Based between Tenth and Ninth, the gang emerged around the turn of the century involved in extortion and labor slugging.

During police crackdown's on the cities street gangs during the early 1910s, eight members of the Tanner Smiths were apprehended along with members of the Gas House and Car Barn Gangs in September 1910. Five members would receive prison sentences with the other three fined $10.

On the night of June 18, 1914, Smith was arrested by police who, investigating reports of four gunshots, was witnessed pursuing a member of the Hudson Dusters with a revolver in his hand. Although the two arresting patrolman were confronted by members of the gang, they were able to take him into custody and charged with felonius assault.

After driving out the rival Hudson Dusters and the Pearl Buttons, the Marginals enjoyed a brief reign ruling over the Lower East Side until the death of Tanner, who was killed by George "Chicky" Lewis (although other newspaper accounts credit Rubber Shaw) at the Marginal Club on Eighth Avenue on July 26, 1919. His murder was one of several gangland slayings as Rubber Shaw of the Hudson Dusters was gunned down in Hoboken on July 24 and Johnny Spanish who was ambushed while entering a Second Avenue restaurant on July 29.

References[edit]

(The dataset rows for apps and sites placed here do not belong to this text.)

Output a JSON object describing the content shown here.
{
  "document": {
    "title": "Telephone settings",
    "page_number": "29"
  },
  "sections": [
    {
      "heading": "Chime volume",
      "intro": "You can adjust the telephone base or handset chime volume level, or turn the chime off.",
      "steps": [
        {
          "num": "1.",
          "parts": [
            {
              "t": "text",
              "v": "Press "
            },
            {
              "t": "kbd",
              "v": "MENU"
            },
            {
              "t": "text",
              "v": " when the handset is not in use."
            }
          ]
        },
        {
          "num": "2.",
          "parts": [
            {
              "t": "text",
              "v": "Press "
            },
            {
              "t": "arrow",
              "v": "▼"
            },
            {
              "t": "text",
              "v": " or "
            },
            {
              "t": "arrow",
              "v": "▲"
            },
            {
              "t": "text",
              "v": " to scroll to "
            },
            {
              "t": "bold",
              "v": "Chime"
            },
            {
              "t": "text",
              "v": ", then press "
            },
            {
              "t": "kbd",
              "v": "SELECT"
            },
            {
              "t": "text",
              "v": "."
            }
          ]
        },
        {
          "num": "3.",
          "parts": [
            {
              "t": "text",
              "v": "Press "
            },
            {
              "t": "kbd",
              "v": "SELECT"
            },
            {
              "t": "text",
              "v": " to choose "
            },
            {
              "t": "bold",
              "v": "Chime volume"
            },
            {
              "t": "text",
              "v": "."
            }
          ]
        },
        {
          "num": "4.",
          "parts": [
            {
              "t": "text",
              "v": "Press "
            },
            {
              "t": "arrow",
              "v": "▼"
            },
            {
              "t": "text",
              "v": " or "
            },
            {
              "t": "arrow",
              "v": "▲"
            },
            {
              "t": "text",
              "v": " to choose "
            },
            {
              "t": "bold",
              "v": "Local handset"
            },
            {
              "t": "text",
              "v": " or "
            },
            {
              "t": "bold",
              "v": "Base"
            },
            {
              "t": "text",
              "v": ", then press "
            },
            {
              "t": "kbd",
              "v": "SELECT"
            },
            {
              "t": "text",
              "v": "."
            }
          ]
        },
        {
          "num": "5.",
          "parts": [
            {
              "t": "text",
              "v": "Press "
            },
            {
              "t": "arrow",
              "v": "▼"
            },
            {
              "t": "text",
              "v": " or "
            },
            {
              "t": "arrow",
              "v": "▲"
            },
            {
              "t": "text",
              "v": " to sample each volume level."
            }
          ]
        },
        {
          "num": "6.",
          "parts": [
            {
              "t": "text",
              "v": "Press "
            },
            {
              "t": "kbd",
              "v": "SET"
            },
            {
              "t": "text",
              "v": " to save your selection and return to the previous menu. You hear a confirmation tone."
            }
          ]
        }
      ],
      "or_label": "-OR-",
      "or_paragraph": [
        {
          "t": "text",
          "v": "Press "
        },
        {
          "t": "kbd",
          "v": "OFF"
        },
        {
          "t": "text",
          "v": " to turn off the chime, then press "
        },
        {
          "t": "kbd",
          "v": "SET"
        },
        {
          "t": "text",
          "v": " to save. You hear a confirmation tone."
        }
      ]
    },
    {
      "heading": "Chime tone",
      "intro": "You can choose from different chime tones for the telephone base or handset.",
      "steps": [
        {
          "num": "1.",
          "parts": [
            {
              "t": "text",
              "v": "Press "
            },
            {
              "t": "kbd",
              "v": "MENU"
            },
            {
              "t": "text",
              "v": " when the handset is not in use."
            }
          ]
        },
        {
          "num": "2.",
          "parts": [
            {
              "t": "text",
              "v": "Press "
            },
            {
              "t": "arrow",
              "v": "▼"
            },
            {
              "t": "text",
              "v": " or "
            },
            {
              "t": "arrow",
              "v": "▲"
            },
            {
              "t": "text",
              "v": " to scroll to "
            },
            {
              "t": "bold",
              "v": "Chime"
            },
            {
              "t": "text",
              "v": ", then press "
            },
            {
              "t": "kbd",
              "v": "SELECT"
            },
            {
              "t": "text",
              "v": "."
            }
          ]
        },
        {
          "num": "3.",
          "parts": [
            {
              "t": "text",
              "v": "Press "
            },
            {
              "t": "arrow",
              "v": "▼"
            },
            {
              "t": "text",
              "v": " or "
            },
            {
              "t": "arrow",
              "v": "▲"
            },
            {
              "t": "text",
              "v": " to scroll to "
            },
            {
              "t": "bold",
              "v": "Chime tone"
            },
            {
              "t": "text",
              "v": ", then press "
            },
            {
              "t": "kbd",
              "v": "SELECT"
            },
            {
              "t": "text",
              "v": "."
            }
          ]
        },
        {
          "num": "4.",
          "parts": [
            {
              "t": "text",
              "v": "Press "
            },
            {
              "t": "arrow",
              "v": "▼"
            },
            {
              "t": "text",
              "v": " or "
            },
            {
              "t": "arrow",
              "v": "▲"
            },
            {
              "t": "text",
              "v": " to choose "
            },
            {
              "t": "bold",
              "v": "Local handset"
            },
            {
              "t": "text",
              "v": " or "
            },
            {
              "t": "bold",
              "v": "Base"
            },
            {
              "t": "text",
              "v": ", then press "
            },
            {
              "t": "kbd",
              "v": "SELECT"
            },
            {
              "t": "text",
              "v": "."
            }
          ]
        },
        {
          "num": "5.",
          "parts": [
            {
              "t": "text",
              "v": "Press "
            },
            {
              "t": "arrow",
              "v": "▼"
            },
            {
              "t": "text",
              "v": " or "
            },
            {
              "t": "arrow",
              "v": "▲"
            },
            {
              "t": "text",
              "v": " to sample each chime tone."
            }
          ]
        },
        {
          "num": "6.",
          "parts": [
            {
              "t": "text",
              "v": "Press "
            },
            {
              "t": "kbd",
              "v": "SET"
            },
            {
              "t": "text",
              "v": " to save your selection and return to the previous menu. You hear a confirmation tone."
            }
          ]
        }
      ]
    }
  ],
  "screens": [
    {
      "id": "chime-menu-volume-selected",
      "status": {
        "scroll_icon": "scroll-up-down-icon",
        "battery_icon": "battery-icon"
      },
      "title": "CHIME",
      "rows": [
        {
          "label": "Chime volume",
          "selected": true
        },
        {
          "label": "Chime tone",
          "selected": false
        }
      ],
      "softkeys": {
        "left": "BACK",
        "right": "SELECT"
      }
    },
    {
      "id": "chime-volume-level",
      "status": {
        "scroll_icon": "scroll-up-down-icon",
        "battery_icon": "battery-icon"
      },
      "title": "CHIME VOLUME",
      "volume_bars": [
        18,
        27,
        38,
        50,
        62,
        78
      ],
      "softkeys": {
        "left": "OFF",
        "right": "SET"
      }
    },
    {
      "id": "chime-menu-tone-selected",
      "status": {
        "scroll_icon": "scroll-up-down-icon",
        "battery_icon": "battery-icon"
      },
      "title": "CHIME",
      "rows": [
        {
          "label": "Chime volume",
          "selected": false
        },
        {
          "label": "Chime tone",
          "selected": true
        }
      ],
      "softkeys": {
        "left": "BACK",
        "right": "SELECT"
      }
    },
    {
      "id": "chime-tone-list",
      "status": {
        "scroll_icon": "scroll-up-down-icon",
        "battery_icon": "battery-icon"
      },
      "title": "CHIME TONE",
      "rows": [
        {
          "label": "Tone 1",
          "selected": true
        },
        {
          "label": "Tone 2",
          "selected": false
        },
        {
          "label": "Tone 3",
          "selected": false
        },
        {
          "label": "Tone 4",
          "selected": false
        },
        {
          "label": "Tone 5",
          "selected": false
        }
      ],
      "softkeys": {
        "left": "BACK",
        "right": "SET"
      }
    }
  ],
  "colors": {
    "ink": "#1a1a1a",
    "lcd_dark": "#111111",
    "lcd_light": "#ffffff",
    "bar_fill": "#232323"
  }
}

  • "Crusade Against Gangs, Twenty-Five Hoodlums Arrested With a Week Severely Dealt With". New York Times 12 September 1910
  • "Gang Leader Fights Police, Tanner Smith Is Arrested After Shooting In A Gang Feud". New York Times 19 June 1914